[Exercise details]: All of the records are to be copied out exactly, with nothing left out.

○ ○ ○ ○

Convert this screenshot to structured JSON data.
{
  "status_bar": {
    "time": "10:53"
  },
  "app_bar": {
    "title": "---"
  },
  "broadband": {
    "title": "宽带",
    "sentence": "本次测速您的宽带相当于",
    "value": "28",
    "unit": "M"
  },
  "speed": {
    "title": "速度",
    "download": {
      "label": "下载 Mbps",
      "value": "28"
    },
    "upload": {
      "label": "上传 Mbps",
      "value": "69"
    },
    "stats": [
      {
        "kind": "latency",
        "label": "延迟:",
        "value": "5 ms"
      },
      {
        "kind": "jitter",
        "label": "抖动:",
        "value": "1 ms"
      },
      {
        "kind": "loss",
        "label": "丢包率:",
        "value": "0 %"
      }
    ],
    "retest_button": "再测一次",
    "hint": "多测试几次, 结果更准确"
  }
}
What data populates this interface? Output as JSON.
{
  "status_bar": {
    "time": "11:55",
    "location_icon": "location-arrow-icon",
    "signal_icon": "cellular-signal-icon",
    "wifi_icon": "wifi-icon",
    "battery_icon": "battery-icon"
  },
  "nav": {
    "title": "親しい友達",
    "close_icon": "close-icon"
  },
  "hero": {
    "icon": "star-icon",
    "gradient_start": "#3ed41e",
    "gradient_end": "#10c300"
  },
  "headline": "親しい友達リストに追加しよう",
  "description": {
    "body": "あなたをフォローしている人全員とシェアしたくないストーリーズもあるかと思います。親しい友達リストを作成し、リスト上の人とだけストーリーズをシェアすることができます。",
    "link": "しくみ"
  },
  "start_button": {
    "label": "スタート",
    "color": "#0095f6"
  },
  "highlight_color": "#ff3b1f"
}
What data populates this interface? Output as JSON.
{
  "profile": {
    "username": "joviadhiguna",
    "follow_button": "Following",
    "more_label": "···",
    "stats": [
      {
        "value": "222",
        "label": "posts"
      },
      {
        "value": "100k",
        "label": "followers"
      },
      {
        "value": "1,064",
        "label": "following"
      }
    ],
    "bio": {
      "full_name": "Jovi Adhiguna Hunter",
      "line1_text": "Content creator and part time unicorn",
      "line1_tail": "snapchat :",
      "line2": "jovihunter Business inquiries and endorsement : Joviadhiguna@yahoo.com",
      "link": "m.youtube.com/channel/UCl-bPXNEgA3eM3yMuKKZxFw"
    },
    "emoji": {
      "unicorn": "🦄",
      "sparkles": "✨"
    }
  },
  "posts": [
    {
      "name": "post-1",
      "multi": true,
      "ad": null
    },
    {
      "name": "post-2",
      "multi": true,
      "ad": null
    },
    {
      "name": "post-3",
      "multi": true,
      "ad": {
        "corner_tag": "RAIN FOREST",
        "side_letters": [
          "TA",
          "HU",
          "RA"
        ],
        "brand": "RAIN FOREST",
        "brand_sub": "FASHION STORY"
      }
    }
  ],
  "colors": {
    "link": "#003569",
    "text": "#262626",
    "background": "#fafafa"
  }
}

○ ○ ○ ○

[Answer for the task]:
Convert this screenshot to structured JSON data.
{
  "status_bar": {
    "time": "10:53"
  },
  "app_bar": {
    "title": "---"
  },
  "broadband": {
    "title": "宽带",
    "sentence": "本次测速您的宽带相当于",
    "value": "28",
    "unit": "M"
  },
  "speed": {
    "title": "速度",
    "download": {
      "label": "下载 Mbps",
      "value": "28"
    },
    "upload": {
      "label": "上传 Mbps",
      "value": "69"
    },
    "stats": [
      {
        "kind": "latency",
        "label": "延迟:",
        "value": "5 ms"
      },
      {
        "kind": "jitter",
        "label": "抖动:",
        "value": "1 ms"
      },
      {
        "kind": "loss",
        "label": "丢包率:",
        "value": "0 %"
      }
    ],
    "retest_button": "再测一次",
    "hint": "多测试几次, 结果更准确"
  }
}
What data populates this interface? Output as JSON.
{
  "status_bar": {
    "time": "11:55",
    "location_icon": "location-arrow-icon",
    "signal_icon": "cellular-signal-icon",
    "wifi_icon": "wifi-icon",
    "battery_icon": "battery-icon"
  },
  "nav": {
    "title": "親しい友達",
    "close_icon": "close-icon"
  },
  "hero": {
    "icon": "star-icon",
    "gradient_start": "#3ed41e",
    "gradient_end": "#10c300"
  },
  "headline": "親しい友達リストに追加しよう",
  "description": {
    "body": "あなたをフォローしている人全員とシェアしたくないストーリーズもあるかと思います。親しい友達リストを作成し、リスト上の人とだけストーリーズをシェアすることができます。",
    "link": "しくみ"
  },
  "start_button": {
    "label": "スタート",
    "color": "#0095f6"
  },
  "highlight_color": "#ff3b1f"
}
What data populates this interface? Output as JSON.
{
  "profile": {
    "username": "joviadhiguna",
    "follow_button": "Following",
    "more_label": "···",
    "stats": [
      {
        "value": "222",
        "label": "posts"
      },
      {
        "value": "100k",
        "label": "followers"
      },
      {
        "value": "1,064",
        "label": "following"
      }
    ],
    "bio": {
      "full_name": "Jovi Adhiguna Hunter",
      "line1_text": "Content creator and part time unicorn",
      "line1_tail": "snapchat :",
      "line2": "jovihunter Business inquiries and endorsement : Joviadhiguna@yahoo.com",
      "link": "m.youtube.com/channel/UCl-bPXNEgA3eM3yMuKKZxFw"
    },
    "emoji": {
      "unicorn": "🦄",
      "sparkles": "✨"
    }
  },
  "posts": [
    {
      "name": "post-1",
      "multi": true,
      "ad": null
    },
    {
      "name": "post-2",
      "multi": true,
      "ad": null
    },
    {
      "name": "post-3",
      "multi": true,
      "ad": {
        "corner_tag": "RAIN FOREST",
        "side_letters": [
          "TA",
          "HU",
          "RA"
        ],
        "brand": "RAIN FOREST",
        "brand_sub": "FASHION STORY"
      }
    }
  ],
  "colors": {
    "link": "#003569",
    "text": "#262626",
    "background": "#fafafa"
  }
}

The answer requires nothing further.